Written By: Kristin Baird, RN, BSN, MHA
Employee engagement is top-of-mind in the healthcare industry these days with a confluence of factors impacting the industry—from consumerism, value-based care, mergers and acquisitions and the growth of telehealth, to an aging workforce that has already reached traditional retirement age. The outflux of baby boomers from healthcare organizations will continue to grow as the competition for a diminishing supply of competent employees and clinicians heats up.
Compounding the situation are declining rates of engagement among employees in all sectors. Willis Tower Watson research from 2014 revealed low levels of highly engaged workers—and close to 25 percent of employees actively disengaged. That disengagement has a significant impact on the patient experience—and it’s not a positive impact!
It’s a topic we cover in our half-day workshop, Coaching for Engagement and Improved Performance.
Identify Employee Levels of Engagement
One critical action for managers is to spend time assessing the engagement level of each of their employees. We use four levels of engagement:
· Fully engaged
· Somewhat Engaged
The difference between fully engaged and disengaged is a matter of scale but, chances are, you can quickly identify those employees who are engaged in their work (who are productive, proactive and positive) from those who are disengaged—who are negative, non-productive and often absent, either physically or mentally. But identifying them and addressing their unique needs is another thing. Employees at each level will benefit from different coaching objectives.
Recognize Your Enaged Employees

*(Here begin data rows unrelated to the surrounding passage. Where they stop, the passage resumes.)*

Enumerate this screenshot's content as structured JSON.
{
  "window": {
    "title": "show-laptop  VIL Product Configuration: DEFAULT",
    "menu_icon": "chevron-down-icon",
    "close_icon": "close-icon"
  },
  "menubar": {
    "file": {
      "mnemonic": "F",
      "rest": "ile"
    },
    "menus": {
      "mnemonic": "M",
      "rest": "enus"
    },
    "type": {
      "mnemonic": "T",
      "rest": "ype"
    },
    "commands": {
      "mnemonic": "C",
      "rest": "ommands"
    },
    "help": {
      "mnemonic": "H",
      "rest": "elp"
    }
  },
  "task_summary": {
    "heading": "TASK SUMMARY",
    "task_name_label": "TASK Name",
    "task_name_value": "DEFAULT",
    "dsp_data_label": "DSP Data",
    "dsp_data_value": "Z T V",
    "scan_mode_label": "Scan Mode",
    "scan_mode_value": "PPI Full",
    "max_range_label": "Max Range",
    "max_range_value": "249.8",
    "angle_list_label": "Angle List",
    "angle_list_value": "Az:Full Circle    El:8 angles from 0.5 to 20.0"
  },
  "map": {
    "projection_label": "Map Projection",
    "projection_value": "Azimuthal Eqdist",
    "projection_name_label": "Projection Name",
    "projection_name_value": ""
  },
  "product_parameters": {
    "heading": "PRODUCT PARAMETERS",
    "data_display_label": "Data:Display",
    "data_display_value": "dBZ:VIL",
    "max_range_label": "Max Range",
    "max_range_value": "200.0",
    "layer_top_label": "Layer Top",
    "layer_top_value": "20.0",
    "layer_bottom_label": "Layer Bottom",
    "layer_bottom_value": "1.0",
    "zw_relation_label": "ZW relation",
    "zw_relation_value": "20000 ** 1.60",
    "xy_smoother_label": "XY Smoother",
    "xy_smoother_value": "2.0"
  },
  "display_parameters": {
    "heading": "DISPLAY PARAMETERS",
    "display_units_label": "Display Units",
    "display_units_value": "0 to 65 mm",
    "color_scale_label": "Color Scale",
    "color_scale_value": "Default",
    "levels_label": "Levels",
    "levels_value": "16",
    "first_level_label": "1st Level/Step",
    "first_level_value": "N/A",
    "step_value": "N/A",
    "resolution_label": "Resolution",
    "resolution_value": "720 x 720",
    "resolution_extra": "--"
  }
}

While it might seem logical to focus most of your efforts on your disengaged and somewhat engaged employees to help them become more engaged, don’t ignore your engaged and fully engaged employees! That happens far too often. In fact, Gallup research emphasizes the importance of focusing on your strong performers, not just those who need improvement. It’s like a family situation where the “problem child” gets all the attention while the “good kid” gets ignored.
Don’t overlook the value of the fully engaged and engaged employees on your team, assuming that because they’re solid they don’t need your time and attention. Just the opposite! These employees are the backbone of your team. Know what they need. Take time to understand their aspirations and how you can provide a supportive, encouraging environment.
Nip Disengagement in the Bud
Nip disengagement in the bud! When you see something, say something. It’s dangerous to allow disengaged individuals to their own devices; their negativity can quickly spread to even your best employees. That cancerous behavior can erode morale, trust and even leaders’ credibility if not addressed.
Too often we have a tendency to overlook the symptoms of disengagement. We think, “oh, it’s not that big a deal,” or “oh, it’s just this one time.” Tune into the excuses you may be making in your own mind. It could be avoidance behavior. Avoid those tendencies. Be vigilant in spotting, and responding to, signs of disengagement.
Lack of engagement costs healthcare organizations a lot in terms of lost productivity, turnover—and the impact on the patient experience.
Do you need help spotting and acting on the signs of disengagement in your workplace? Learn more about Baird’s leader workshop, Coaching for Engagement and Improved Performance here.